# Task
Reproduce the entries exactly. Omit none of them.

[Page and application data records]
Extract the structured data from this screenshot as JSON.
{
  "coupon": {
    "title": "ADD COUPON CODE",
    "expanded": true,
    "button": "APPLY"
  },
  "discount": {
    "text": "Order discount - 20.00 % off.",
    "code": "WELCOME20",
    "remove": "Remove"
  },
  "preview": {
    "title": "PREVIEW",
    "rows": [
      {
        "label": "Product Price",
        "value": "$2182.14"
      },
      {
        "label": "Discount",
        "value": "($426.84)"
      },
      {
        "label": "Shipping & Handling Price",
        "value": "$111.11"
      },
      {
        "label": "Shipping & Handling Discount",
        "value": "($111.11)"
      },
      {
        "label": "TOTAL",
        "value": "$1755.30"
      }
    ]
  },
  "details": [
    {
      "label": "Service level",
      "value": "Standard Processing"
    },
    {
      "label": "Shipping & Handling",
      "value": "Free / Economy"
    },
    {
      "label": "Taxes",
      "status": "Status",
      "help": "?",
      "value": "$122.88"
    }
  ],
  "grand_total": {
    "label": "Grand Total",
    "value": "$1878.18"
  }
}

# Result of this task
Extract the structured data from this screenshot as JSON.
{
  "coupon": {
    "title": "ADD COUPON CODE",
    "expanded": true,
    "button": "APPLY"
  },
  "discount": {
    "text": "Order discount - 20.00 % off.",
    "code": "WELCOME20",
    "remove": "Remove"
  },
  "preview": {
    "title": "PREVIEW",
    "rows": [
      {
        "label": "Product Price",
        "value": "$2182.14"
      },
      {
        "label": "Discount",
        "value": "($426.84)"
      },
      {
        "label": "Shipping & Handling Price",
        "value": "$111.11"
      },
      {
        "label": "Shipping & Handling Discount",
        "value": "($111.11)"
      },
      {
        "label": "TOTAL",
        "value": "$1755.30"
      }
    ]
  },
  "details": [
    {
      "label": "Service level",
      "value": "Standard Processing"
    },
    {
      "label": "Shipping & Handling",
      "value": "Free / Economy"
    },
    {
      "label": "Taxes",
      "status": "Status",
      "help": "?",
      "value": "$122.88"
    }
  ],
  "grand_total": {
    "label": "Grand Total",
    "value": "$1878.18"
  }
}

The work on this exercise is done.